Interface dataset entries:
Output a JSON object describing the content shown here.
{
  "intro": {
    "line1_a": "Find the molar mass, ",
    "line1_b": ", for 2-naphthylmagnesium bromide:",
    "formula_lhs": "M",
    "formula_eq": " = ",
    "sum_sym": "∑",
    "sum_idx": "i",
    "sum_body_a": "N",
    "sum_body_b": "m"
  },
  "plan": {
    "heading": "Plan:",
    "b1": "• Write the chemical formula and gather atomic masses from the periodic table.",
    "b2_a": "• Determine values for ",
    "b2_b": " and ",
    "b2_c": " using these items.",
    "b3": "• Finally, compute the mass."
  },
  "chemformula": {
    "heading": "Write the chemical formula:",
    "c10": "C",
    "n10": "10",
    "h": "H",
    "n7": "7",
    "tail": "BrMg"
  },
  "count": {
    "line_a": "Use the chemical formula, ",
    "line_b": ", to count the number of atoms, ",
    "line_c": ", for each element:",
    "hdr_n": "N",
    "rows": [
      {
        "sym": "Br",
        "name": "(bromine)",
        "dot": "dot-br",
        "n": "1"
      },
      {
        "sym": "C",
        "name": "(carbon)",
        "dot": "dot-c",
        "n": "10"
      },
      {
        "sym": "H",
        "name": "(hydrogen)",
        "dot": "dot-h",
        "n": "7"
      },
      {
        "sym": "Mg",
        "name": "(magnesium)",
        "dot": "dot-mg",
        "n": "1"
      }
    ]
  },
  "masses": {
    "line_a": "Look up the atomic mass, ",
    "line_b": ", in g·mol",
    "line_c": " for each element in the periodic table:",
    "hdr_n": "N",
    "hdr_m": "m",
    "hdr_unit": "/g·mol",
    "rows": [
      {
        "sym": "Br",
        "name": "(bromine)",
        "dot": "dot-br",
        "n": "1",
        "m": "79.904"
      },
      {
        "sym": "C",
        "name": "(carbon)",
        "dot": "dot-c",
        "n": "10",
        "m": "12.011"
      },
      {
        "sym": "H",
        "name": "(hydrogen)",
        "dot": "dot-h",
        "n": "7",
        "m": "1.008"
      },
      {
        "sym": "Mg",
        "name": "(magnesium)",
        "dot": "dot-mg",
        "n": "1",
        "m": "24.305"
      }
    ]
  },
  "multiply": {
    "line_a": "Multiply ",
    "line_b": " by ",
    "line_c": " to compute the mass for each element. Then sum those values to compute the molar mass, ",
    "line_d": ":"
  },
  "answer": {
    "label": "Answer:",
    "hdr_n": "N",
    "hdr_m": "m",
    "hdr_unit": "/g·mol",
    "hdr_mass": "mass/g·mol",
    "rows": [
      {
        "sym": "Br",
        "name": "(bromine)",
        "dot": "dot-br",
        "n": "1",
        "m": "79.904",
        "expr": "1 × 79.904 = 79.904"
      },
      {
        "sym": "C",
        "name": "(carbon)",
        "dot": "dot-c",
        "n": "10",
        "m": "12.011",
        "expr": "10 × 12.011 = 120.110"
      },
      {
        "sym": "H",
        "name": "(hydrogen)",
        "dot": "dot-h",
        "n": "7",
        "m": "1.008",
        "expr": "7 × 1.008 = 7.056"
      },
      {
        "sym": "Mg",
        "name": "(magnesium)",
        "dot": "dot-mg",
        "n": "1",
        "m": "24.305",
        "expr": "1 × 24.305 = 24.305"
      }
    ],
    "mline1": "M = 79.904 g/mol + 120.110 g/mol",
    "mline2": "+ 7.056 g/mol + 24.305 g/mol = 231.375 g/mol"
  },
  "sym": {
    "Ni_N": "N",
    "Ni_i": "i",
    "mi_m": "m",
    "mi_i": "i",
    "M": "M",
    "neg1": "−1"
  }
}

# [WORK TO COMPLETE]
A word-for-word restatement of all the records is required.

# [ANSWER TO THE EXERCISE]
Output a JSON object describing the content shown here.
{
  "intro": {
    "line1_a": "Find the molar mass, ",
    "line1_b": ", for 2-naphthylmagnesium bromide:",
    "formula_lhs": "M",
    "formula_eq": " = ",
    "sum_sym": "∑",
    "sum_idx": "i",
    "sum_body_a": "N",
    "sum_body_b": "m"
  },
  "plan": {
    "heading": "Plan:",
    "b1": "• Write the chemical formula and gather atomic masses from the periodic table.",
    "b2_a": "• Determine values for ",
    "b2_b": " and ",
    "b2_c": " using these items.",
    "b3": "• Finally, compute the mass."
  },
  "chemformula": {
    "heading": "Write the chemical formula:",
    "c10": "C",
    "n10": "10",
    "h": "H",
    "n7": "7",
    "tail": "BrMg"
  },
  "count": {
    "line_a": "Use the chemical formula, ",
    "line_b": ", to count the number of atoms, ",
    "line_c": ", for each element:",
    "hdr_n": "N",
    "rows": [
      {
        "sym": "Br",
        "name": "(bromine)",
        "dot": "dot-br",
        "n": "1"
      },
      {
        "sym": "C",
        "name": "(carbon)",
        "dot": "dot-c",
        "n": "10"
      },
      {
        "sym": "H",
        "name": "(hydrogen)",
        "dot": "dot-h",
        "n": "7"
      },
      {
        "sym": "Mg",
        "name": "(magnesium)",
        "dot": "dot-mg",
        "n": "1"
      }
    ]
  },
  "masses": {
    "line_a": "Look up the atomic mass, ",
    "line_b": ", in g·mol",
    "line_c": " for each element in the periodic table:",
    "hdr_n": "N",
    "hdr_m": "m",
    "hdr_unit": "/g·mol",
    "rows": [
      {
        "sym": "Br",
        "name": "(bromine)",
        "dot": "dot-br",
        "n": "1",
        "m": "79.904"
      },
      {
        "sym": "C",
        "name": "(carbon)",
        "dot": "dot-c",
        "n": "10",
        "m": "12.011"
      },
      {
        "sym": "H",
        "name": "(hydrogen)",
        "dot": "dot-h",
        "n": "7",
        "m": "1.008"
      },
      {
        "sym": "Mg",
        "name": "(magnesium)",
        "dot": "dot-mg",
        "n": "1",
        "m": "24.305"
      }
    ]
  },
  "multiply": {
    "line_a": "Multiply ",
    "line_b": " by ",
    "line_c": " to compute the mass for each element. Then sum those values to compute the molar mass, ",
    "line_d": ":"
  },
  "answer": {
    "label": "Answer:",
    "hdr_n": "N",
    "hdr_m": "m",
    "hdr_unit": "/g·mol",
    "hdr_mass": "mass/g·mol",
    "rows": [
      {
        "sym": "Br",
        "name": "(bromine)",
        "dot": "dot-br",
        "n": "1",
        "m": "79.904",
        "expr": "1 × 79.904 = 79.904"
      },
      {
        "sym": "C",
        "name": "(carbon)",
        "dot": "dot-c",
        "n": "10",
        "m": "12.011",
        "expr": "10 × 12.011 = 120.110"
      },
      {
        "sym": "H",
        "name": "(hydrogen)",
        "dot": "dot-h",
        "n": "7",
        "m": "1.008",
        "expr": "7 × 1.008 = 7.056"
      },
      {
        "sym": "Mg",
        "name": "(magnesium)",
        "dot": "dot-mg",
        "n": "1",
        "m": "24.305",
        "expr": "1 × 24.305 = 24.305"
      }
    ],
    "mline1": "M = 79.904 g/mol + 120.110 g/mol",
    "mline2": "+ 7.056 g/mol + 24.305 g/mol = 231.375 g/mol"
  },
  "sym": {
    "Ni_N": "N",
    "Ni_i": "i",
    "mi_m": "m",
    "mi_i": "i",
    "M": "M",
    "neg1": "−1"
  }
}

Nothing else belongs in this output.